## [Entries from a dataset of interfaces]
--------

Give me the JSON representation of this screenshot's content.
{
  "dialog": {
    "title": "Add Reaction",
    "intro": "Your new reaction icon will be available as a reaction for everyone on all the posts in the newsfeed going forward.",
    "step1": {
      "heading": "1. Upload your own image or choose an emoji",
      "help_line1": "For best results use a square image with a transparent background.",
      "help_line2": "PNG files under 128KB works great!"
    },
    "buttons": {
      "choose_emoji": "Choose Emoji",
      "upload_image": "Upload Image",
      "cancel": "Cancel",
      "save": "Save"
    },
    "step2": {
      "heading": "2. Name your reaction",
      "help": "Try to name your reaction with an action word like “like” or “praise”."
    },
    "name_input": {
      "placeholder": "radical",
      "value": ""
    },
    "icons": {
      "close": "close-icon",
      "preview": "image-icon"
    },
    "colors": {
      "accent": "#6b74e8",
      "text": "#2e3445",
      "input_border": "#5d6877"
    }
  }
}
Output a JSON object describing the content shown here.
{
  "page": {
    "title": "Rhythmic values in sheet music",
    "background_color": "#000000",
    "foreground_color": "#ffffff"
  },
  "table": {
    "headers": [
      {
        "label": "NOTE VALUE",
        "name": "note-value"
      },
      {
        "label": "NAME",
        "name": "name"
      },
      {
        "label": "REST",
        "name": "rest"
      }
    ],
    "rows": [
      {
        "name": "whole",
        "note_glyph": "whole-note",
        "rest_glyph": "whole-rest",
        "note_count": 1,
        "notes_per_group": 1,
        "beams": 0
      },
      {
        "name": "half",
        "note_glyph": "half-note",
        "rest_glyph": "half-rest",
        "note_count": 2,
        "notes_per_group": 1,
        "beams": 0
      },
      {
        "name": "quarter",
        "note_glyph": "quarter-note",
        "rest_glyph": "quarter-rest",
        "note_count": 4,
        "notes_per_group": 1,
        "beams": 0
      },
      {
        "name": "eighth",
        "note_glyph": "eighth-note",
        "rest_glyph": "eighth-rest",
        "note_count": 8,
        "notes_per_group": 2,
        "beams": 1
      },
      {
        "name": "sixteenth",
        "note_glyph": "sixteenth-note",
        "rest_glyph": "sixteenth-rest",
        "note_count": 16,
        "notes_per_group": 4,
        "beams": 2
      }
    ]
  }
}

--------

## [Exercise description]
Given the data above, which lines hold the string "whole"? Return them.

## [Exercise result]
        "name": "whole",
        "note_glyph": "whole-note",
        "rest_glyph": "whole-rest",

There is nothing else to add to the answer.